You don’t have to look to hard to see that the world of work is becoming more focused on projects. I don’t think it’s just project professionals who would say that – business leaders are also aware of the fact that projects are a core part of any company, and project management standards and approaches are being applied to more things. Ben Snyder even called his book Everything’s a Project.
In parallel to that, the role of the Project, Programme and Portfolio Office is growing. There are different types of roles available now to people who want to work in projects. You could be a PMO specialist, a risk professional or a project support officer. The management frameworks and organisation structures that support project-based work are in use in many companies.
But what does ‘project management’ mean?
While the growth is good, what I am also seeing is that project management has different interpretations for different people. Project management jobs are offered with salaries of £20k to upwards of £80k. That can’t possibly be the same job with the same responsibilities.
Project management ‘professionals’ (i.e. you and me) have taken the approach that industry bodies are the right groups to explain what project management is. In the US, this is relatively clear, as PMI sets the standards for what project management means. I don’t say this because I’m a particular fan of the Project Management Body of Knowledge or the
In the UK it is a different story. We have the Office of Government Commerce, which produces the PRINCE2 and MSP frameworks. These are the de facto requirements for project and programme managers over here. We also have the Association for Project Management which is affiliated to the IPMA. They have their own body of knowledge and credential scheme. Then we have a small but relatively active PMI Chapter, so there are people with
For employers, it’s a mess. Do you want a PRINCE2 Practitioner or a
For individuals, it’s worse. Most employers advertise for people who are PRINCE2 certified, but that course won’t teach you to do proper scheduling and it certainly doesn’t reflect your experience in the field. So should you get
There’s no clear path to solving these problems
I don’t have the answers.
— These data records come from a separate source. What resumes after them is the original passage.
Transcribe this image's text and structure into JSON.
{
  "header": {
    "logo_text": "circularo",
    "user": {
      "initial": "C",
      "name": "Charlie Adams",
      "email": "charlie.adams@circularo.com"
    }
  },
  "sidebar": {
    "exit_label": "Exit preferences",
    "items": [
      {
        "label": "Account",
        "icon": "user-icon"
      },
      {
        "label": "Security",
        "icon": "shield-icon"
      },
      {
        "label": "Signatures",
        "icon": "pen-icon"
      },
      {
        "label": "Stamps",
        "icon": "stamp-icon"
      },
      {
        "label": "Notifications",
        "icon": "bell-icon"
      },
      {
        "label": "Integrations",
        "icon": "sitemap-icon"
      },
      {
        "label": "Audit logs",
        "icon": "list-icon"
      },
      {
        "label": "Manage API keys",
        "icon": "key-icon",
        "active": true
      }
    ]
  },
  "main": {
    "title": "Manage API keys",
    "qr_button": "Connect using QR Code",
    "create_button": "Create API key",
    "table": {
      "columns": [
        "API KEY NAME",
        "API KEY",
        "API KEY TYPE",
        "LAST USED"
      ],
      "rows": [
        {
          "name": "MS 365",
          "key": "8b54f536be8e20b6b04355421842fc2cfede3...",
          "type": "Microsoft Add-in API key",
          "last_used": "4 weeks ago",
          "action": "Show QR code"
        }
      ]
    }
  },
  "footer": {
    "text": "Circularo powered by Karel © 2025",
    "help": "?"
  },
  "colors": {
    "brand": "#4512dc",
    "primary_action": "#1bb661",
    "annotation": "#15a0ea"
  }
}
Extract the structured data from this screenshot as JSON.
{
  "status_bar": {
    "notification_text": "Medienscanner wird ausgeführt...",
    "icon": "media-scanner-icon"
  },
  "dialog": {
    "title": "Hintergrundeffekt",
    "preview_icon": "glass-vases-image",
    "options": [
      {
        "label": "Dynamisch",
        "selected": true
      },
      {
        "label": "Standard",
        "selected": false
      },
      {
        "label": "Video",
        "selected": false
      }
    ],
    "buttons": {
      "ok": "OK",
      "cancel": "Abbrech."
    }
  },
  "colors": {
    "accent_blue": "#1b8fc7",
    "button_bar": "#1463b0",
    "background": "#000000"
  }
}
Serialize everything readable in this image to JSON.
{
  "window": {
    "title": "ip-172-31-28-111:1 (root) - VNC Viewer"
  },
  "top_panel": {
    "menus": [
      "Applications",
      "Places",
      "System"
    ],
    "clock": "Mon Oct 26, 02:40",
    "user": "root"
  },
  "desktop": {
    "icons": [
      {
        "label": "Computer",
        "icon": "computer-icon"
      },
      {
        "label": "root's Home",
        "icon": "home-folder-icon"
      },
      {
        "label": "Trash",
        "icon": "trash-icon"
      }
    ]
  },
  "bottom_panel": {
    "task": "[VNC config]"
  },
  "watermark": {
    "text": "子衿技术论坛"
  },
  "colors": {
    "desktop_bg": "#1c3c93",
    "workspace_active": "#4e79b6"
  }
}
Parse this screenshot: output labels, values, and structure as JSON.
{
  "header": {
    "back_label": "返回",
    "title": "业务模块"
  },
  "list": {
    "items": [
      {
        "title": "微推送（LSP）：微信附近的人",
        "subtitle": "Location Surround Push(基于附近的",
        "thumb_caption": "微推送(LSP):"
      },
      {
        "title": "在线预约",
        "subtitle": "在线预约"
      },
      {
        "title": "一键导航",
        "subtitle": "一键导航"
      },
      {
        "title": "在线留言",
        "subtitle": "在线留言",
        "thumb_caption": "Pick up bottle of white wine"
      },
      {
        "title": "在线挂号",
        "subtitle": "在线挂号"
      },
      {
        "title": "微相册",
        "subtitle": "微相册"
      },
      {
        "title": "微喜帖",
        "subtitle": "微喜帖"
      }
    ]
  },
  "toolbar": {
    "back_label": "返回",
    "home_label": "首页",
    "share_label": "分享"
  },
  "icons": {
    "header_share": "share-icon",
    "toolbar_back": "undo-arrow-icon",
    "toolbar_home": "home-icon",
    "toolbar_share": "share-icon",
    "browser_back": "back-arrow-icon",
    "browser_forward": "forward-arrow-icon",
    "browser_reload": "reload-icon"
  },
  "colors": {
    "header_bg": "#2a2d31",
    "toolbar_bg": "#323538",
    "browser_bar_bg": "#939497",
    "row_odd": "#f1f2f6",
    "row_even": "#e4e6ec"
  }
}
This is a challenge for industry bodies, employers and individuals. Professional bodies won’t suddenly stop producing certificate-based courses. It is how they make money and how they convince employers that they are relevant to today’s working environment, and for the most part the courses and credentials are very good.
I don’t have an issue with the standard of project management education – I just worry that there is too much off it, which makes it hard for employers and individuals to know what is the best option for them.
I can’t see that any of the professional bodies in the UK would give up marketing their services because someone else is doing a similar thing. What I would like to see is more alignment and collaboration between them, so that it is easier to compare bodies of knowledge, standards, frameworks, certificates and credentials and whatever else is out there. This has started – there is movement towards bridge courses between credentials, and training courses are being marketed specifically at people who have a different qualification.
We need project management as a profession to hang together, not become more fragmented. The project-based workplace is here to stay, and the discipline of project management needs to catch up pretty fast so that companies see the value and know where to turn for professional advice. What should we be doing to help that happen?
This article is based on an interview I gave for The Project Management Podcast last year.